#### Task item
Within the entries below, count the lines that hold the string "label" and give only that number.

#### Available data
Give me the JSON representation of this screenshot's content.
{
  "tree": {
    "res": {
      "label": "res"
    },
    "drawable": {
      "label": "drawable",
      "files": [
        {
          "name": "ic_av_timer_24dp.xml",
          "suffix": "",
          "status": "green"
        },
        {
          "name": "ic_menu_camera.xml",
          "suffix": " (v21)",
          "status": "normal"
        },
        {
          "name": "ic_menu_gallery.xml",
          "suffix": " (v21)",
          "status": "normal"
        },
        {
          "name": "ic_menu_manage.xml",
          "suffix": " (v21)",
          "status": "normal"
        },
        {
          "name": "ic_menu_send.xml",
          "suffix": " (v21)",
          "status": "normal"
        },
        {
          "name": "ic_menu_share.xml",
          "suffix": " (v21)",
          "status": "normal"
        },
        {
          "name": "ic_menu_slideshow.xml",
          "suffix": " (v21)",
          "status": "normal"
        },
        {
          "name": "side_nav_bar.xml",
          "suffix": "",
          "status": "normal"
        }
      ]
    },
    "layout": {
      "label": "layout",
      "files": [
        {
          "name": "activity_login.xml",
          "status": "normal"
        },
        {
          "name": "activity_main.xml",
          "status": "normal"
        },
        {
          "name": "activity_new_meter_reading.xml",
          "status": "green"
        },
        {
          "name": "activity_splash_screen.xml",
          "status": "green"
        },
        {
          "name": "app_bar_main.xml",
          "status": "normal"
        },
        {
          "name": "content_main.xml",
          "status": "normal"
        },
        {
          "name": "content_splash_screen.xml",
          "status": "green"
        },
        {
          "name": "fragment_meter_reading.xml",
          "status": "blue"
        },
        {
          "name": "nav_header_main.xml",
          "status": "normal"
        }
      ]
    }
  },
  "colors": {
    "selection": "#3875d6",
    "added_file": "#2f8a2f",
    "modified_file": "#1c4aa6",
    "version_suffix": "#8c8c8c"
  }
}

#### Response to the task
3